It was that very lack of defensive awareness that allowed Bourque to open the scoring at 5:08 of the first – his second in as many games – and the Canadiens never looked back.
Emelin followed with a point shot that got through a crowd thanks to the rookie patiently waiting for a shooting lane to open at 10:56, then Desharnais got his first of the night on a partial break at 17:58 and Plekanec scored with 26.7 seconds to play in the first off a rebound that Howard was extremely slow to react on.
The four-goal first set a new season high for the Red Wings for goals allowed in a period.
"I think everyone in here was embarrassed with the performance tonight," Kronwall said. "We've got to look ahead with a few days off, come back refreshed and get ready to go again. But the way we played tonight, that just can’t happen."
With Conklin in to start the second, Pacioretty scored on a rebound off the end boards at 1:52 on the Habs first shot of the period, and Desharnais got his second of the night and ninth of the season when he banked one in off Conklin’s arm on a power play on Montreal’s second shot of the period.
Hudler snapped Price's shutout bid just 21 seconds into the third when he stepped around Scott Gomez and wired a snap shot into the top corner. He added his 15th of the season at 6:07 when he was left alone on the doorstep to tap a rebound into an empty net, but Cole scored his team-leading 19th of the season at 18:37 of the third to round out the scoring.
Amid the jubilation of the Canadiens big victory was another chapter in the drama surrounding Montreal defenseman P.K. Subban and his relationship with Cunneyworth's coaching staff. After he took a careless elbowing penalty on Danny Cleary to negate a Habs power play at 16:30 of the first period, he was not given another shift until the start of the third period.
"Generally speaking, we have to be more disciplined," Cunneyworth said. "We're on a power play and we can't be reacting like that. He had Cleary beat and then turned back into him, and that's why the collision occurred. Beyond that, it's about discipline and doing the right things at the right time. He's not the only one … we've had other instances where we have to be more disciplined."
Subban's teammates were nearly unanimous in their support of their coach's decision to sit Subban down.
"It was a good opportunity for the coaching staff to send a message," Cole said. "We had the luxury of a four-goal lead and you can't have the selfish and undisciplined penalties that have been happening. Especially when we come back from the break, it's going to be real important … you're going to take a punch to the head or somebody's going to take a run at you and you just have to brush it off and continue to focus on the task at hand. It was a good message to be sent at a good time."

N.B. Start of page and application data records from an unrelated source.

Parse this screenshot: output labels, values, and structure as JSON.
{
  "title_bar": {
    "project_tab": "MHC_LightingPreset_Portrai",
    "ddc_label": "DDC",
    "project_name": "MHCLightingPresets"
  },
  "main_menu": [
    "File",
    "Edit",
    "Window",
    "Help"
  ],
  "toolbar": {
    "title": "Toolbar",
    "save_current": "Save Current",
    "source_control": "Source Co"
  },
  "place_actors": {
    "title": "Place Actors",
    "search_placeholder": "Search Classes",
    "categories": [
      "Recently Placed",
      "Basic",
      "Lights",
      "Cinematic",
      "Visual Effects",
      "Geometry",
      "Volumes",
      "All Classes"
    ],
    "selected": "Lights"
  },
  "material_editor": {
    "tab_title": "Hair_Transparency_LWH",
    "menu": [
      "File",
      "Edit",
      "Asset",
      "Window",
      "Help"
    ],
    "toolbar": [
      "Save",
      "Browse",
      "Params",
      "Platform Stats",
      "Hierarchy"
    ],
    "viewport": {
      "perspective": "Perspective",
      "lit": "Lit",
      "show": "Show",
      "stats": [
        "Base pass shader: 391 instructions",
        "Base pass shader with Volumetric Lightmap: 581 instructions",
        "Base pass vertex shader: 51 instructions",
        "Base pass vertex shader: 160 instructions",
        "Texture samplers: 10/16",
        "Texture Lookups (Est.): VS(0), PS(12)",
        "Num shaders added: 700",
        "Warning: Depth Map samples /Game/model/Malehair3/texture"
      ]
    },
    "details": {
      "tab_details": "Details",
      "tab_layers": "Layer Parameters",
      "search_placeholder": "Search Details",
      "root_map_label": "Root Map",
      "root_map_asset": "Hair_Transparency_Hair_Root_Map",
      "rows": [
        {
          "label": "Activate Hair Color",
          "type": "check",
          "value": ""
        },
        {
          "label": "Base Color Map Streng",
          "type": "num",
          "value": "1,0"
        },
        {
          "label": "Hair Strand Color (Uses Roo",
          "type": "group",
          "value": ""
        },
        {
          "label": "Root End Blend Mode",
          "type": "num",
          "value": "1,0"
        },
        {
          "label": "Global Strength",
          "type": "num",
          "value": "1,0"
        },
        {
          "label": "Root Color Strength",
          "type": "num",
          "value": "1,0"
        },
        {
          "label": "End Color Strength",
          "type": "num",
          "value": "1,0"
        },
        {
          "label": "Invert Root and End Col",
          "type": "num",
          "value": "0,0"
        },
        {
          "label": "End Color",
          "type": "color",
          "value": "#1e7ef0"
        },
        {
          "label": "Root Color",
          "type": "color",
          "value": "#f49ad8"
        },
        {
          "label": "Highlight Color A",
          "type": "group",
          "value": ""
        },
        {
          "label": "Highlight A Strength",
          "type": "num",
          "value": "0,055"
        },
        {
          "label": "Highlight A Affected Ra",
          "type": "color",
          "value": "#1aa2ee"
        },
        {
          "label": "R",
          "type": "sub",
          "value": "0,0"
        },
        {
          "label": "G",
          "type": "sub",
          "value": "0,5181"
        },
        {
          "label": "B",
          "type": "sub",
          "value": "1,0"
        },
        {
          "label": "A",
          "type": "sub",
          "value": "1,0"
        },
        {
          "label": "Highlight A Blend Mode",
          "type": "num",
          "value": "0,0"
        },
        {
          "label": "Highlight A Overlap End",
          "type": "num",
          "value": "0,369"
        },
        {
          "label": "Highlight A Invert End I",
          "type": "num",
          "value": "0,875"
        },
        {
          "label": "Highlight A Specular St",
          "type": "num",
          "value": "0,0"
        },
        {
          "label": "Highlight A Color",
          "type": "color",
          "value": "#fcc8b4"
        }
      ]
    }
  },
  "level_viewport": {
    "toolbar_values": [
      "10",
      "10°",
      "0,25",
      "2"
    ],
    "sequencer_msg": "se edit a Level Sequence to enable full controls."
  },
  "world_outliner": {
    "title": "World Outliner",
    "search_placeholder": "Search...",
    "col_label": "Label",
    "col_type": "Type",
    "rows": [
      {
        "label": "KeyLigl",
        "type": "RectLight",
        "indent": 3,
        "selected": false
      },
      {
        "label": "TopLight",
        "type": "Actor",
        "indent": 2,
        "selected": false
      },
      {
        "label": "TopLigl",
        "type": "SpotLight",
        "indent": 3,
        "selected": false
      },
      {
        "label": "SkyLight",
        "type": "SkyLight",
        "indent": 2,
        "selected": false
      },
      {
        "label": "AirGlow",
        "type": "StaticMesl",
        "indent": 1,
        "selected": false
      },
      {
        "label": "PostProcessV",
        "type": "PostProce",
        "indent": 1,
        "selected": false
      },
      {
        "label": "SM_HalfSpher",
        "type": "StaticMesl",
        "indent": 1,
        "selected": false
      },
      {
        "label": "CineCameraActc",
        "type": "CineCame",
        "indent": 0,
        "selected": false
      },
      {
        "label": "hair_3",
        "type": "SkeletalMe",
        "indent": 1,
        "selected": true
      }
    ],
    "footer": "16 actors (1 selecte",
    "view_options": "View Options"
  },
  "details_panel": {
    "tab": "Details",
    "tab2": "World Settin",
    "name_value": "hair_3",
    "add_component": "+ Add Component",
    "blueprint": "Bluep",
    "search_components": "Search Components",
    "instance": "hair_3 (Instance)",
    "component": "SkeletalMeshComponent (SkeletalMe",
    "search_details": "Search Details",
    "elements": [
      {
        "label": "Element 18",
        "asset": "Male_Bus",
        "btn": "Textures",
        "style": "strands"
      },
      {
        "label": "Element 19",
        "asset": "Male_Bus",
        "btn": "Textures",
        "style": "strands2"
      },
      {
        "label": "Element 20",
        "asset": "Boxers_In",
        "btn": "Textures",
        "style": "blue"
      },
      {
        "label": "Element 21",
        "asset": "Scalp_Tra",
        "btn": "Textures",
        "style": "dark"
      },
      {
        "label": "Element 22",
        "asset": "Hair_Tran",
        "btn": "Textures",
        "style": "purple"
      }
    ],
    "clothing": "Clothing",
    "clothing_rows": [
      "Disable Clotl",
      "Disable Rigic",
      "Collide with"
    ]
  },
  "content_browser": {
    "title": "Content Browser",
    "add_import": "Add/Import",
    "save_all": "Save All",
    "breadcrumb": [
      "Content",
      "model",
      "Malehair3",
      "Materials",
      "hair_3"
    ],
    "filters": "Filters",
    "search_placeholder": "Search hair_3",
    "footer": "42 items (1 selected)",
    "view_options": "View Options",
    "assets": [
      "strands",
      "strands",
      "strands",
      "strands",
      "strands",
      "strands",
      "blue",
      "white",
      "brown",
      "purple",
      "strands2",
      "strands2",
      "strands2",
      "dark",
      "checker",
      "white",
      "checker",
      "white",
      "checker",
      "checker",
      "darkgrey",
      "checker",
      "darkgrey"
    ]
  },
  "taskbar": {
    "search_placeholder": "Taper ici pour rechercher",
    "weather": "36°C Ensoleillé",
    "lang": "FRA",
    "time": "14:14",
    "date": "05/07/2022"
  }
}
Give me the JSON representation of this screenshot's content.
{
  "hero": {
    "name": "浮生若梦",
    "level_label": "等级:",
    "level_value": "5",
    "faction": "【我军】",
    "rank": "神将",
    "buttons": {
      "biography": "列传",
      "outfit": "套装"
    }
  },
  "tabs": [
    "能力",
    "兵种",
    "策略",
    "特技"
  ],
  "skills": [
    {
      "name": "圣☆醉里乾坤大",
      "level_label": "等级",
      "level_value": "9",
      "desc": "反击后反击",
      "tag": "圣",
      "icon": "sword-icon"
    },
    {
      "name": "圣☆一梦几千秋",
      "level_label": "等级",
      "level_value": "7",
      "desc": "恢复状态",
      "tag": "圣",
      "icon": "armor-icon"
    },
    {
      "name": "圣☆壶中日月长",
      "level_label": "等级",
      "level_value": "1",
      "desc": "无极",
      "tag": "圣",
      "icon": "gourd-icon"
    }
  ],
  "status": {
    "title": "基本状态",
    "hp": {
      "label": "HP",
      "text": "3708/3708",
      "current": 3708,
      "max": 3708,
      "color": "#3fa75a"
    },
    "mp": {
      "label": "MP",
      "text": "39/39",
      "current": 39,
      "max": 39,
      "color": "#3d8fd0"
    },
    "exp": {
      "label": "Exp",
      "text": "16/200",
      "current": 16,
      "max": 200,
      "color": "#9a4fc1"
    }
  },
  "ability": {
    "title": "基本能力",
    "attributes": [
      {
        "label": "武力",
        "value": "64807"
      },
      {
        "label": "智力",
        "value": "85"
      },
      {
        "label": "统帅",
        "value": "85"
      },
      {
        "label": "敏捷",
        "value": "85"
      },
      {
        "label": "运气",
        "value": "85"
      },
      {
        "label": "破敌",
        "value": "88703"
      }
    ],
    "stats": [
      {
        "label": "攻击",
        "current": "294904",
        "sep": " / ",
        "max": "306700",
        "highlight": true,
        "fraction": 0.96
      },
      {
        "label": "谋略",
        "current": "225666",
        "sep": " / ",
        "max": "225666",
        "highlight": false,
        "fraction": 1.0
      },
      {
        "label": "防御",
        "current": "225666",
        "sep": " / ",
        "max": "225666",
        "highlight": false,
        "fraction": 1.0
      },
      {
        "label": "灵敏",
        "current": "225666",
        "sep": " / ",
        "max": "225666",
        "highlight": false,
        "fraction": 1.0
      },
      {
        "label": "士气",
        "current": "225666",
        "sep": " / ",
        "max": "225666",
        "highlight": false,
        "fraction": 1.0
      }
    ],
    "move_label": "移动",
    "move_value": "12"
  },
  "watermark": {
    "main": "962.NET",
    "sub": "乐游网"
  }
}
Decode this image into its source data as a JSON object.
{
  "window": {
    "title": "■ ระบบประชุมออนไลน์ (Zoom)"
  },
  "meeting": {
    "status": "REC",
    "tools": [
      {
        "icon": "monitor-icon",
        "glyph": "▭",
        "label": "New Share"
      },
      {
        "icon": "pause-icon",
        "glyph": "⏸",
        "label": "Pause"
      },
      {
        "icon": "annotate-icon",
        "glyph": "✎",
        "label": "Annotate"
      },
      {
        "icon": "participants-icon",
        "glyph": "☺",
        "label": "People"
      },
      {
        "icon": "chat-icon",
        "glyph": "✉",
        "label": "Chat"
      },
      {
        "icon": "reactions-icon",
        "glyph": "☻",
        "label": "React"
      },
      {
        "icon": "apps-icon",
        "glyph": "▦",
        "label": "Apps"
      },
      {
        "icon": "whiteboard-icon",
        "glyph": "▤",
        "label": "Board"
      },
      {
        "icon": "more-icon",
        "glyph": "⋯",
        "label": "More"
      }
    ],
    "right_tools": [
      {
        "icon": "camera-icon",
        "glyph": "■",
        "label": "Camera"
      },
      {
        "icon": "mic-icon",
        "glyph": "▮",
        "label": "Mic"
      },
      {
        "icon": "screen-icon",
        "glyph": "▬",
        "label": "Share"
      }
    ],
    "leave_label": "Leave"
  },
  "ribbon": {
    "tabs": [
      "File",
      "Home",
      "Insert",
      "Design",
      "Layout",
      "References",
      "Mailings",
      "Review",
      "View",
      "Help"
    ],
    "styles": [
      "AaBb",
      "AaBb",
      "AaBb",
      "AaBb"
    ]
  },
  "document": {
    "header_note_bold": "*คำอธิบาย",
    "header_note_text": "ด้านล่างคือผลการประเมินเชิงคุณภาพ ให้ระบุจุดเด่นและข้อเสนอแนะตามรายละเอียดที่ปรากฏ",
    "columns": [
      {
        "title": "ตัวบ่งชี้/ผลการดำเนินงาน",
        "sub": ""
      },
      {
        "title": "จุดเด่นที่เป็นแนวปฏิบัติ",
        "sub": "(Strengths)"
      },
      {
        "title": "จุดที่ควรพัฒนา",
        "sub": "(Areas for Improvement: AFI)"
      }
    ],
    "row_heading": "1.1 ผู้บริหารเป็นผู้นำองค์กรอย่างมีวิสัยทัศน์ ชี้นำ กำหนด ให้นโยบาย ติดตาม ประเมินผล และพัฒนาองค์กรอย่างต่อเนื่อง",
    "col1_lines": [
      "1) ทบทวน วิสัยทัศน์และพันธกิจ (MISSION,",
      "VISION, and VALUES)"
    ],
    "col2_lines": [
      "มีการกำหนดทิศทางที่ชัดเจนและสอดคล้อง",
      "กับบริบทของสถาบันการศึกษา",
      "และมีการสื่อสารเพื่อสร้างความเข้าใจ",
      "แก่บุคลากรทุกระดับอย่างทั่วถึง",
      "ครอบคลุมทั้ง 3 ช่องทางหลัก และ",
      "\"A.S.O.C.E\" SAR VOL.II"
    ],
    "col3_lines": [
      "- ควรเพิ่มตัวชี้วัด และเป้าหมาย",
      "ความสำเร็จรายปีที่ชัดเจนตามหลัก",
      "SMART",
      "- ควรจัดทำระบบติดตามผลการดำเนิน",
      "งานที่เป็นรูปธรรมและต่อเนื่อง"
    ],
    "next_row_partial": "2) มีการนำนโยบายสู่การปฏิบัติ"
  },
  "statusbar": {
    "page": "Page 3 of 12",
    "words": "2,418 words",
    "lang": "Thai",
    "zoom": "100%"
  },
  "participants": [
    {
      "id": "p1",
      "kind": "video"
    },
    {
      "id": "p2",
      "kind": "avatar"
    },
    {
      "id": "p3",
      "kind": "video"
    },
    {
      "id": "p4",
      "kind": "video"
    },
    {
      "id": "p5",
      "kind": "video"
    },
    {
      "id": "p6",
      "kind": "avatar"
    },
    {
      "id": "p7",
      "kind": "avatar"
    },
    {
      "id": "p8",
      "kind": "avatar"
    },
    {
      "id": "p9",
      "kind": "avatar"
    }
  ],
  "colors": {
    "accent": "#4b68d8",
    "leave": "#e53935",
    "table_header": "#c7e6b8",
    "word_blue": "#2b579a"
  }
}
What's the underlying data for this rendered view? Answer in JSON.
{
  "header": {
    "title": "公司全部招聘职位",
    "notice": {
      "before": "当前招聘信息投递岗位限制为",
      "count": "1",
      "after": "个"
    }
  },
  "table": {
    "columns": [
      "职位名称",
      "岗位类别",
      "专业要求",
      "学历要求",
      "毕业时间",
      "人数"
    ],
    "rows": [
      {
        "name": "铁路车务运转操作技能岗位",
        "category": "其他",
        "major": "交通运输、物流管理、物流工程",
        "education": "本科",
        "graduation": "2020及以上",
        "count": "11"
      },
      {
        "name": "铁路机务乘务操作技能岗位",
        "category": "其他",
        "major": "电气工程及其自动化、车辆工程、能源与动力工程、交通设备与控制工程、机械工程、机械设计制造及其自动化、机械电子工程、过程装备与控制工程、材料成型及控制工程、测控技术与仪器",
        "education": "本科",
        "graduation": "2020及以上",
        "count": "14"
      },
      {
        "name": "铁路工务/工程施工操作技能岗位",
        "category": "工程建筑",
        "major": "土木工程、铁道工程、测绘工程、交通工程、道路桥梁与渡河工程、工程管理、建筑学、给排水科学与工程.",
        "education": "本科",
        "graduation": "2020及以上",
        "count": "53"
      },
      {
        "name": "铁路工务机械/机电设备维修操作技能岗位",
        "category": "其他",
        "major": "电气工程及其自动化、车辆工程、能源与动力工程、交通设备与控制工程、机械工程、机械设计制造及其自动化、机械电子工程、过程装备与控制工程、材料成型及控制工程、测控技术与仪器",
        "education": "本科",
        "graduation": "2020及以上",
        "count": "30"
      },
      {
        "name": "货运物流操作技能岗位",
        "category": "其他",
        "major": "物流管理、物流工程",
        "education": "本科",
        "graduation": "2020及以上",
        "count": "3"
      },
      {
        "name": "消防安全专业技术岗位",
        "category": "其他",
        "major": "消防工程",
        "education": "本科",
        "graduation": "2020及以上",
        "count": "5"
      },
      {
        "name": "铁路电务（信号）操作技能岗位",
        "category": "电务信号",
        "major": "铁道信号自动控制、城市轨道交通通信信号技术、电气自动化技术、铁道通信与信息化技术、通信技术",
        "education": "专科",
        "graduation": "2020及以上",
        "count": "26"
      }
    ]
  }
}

But overall, after being booed off the ice so often this season at the Bell Centre, the Canadiens fans stood and applauded their team's effort over the final minute of play. It is a reaction the Canadiens hope they can trigger far more often upon their return from the break.